Brief. Search the records below for the word "Excel", then return every line where it appears.

Dataset entries.
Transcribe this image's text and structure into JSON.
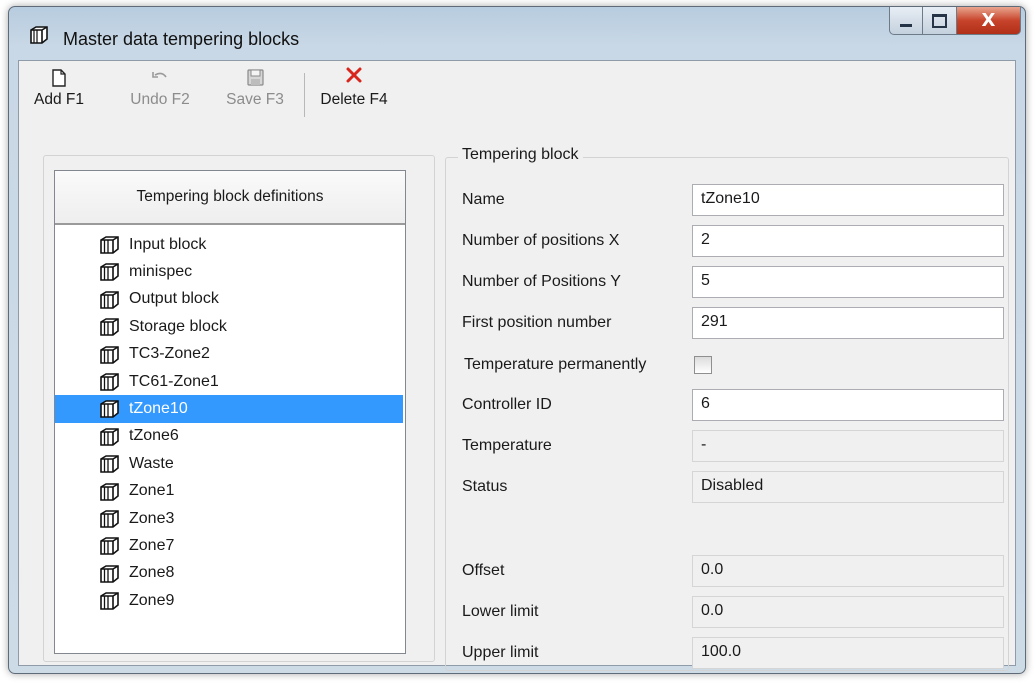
{
  "window": {
    "title": "Master data tempering blocks",
    "icon": "block-icon",
    "controls": {
      "minimize": "minimize",
      "maximize": "maximize",
      "close": "X"
    }
  },
  "toolbar": {
    "add_label": "Add F1",
    "undo_label": "Undo F2",
    "save_label": "Save F3",
    "delete_label": "Delete F4"
  },
  "list": {
    "header": "Tempering block definitions",
    "selected_index": 6,
    "items": [
      "Input block",
      "minispec",
      "Output block",
      "Storage block",
      "TC3-Zone2",
      "TC61-Zone1",
      "tZone10",
      "tZone6",
      "Waste",
      "Zone1",
      "Zone3",
      "Zone7",
      "Zone8",
      "Zone9"
    ]
  },
  "details": {
    "group_title": "Tempering block",
    "name": {
      "label": "Name",
      "value": "tZone10"
    },
    "pos_x": {
      "label": "Number of positions X",
      "value": "2"
    },
    "pos_y": {
      "label": "Number of Positions Y",
      "value": "5"
    },
    "first_pos": {
      "label": "First position number",
      "value": "291"
    },
    "temp_permanent": {
      "label": "Temperature permanently",
      "checked": false
    },
    "controller_id": {
      "label": "Controller ID",
      "value": "6"
    },
    "temperature": {
      "label": "Temperature",
      "value": "-"
    },
    "status": {
      "label": "Status",
      "value": "Disabled"
    },
    "offset": {
      "label": "Offset",
      "value": "0.0"
    },
    "lower_limit": {
      "label": "Lower limit",
      "value": "0.0"
    },
    "upper_limit": {
      "label": "Upper limit",
      "value": "100.0"
    }
  },
  "colors": {
    "selection": "#3399ff",
    "delete_icon": "#d9261c",
    "close_button": "#c7442b"
  }
}
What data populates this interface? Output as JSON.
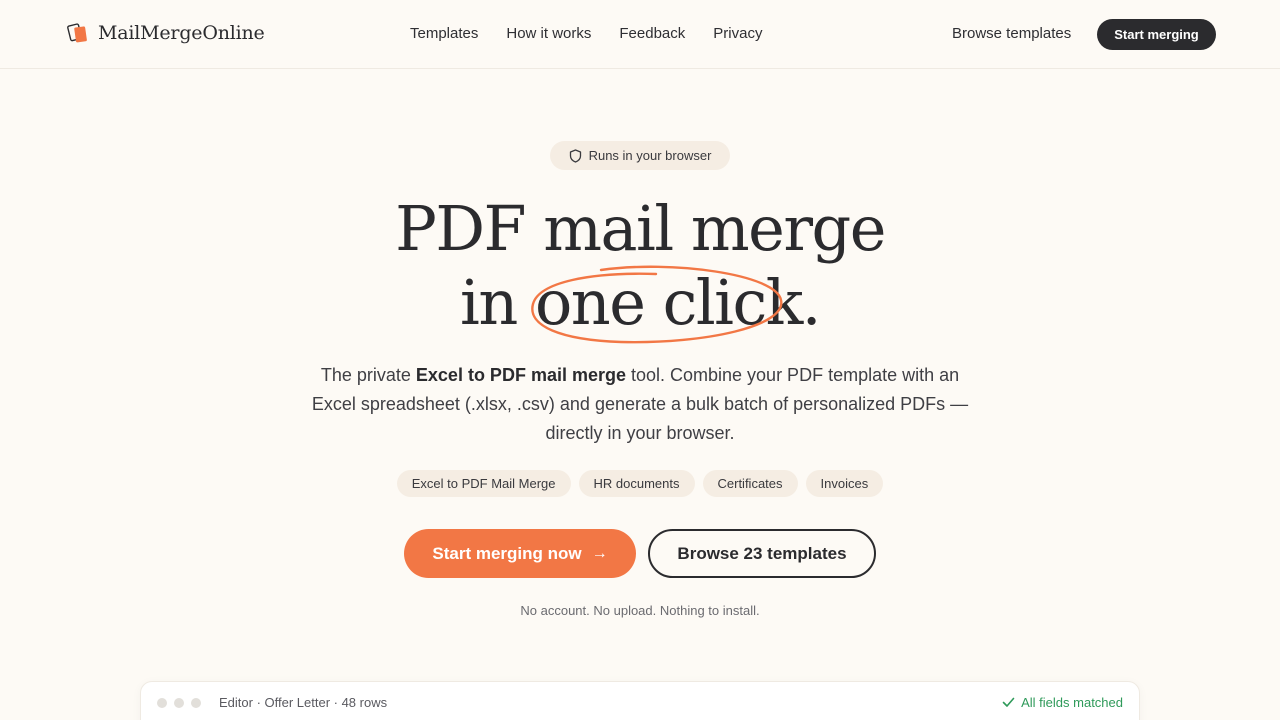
{
  "colors": {
    "accent": "#f27745",
    "dark": "#2b2b2e",
    "background": "#fdfaf5",
    "chip": "#f5ede3",
    "success": "#2f9a5a"
  },
  "nav": {
    "brand": "MailMergeOnline",
    "brand_icon": "stacked-documents-icon",
    "links": [
      "Templates",
      "How it works",
      "Feedback",
      "Privacy"
    ],
    "browse_label": "Browse templates",
    "start_label": "Start merging"
  },
  "hero": {
    "badge_icon": "shield-icon",
    "badge": "Runs in your browser",
    "headline_line1": "PDF mail merge",
    "headline_line2_prefix": "in ",
    "headline_circled": "one click",
    "headline_suffix": ".",
    "subtitle_pre": "The private ",
    "subtitle_bold": "Excel to PDF mail merge",
    "subtitle_post": " tool. Combine your PDF template with an Excel spreadsheet (.xlsx, .csv) and generate a bulk batch of personalized PDFs — directly in your browser.",
    "chips": [
      "Excel to PDF Mail Merge",
      "HR documents",
      "Certificates",
      "Invoices"
    ],
    "cta_primary": "Start merging now",
    "cta_primary_icon": "arrow-right-icon",
    "cta_secondary": "Browse 23 templates",
    "note": "No account. No upload. Nothing to install."
  },
  "editor": {
    "title": "Editor · Offer Letter · 48 rows",
    "status_icon": "check-icon",
    "status": "All fields matched"
  }
}
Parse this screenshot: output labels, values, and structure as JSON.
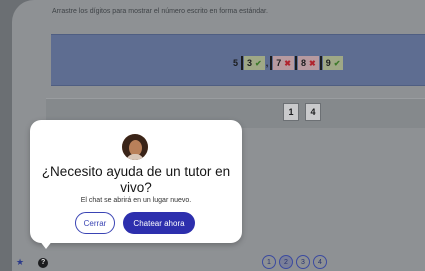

Solution to this exercise.
    "subtitle_bold": "Excel to PDF mail merge",
    "subtitle_post": " tool. Combine your PDF template with an Excel spreadsheet (.xlsx, .csv) and generate a bulk batch of personalized PDFs — directly in your browser.",
      "Excel to PDF Mail Merge",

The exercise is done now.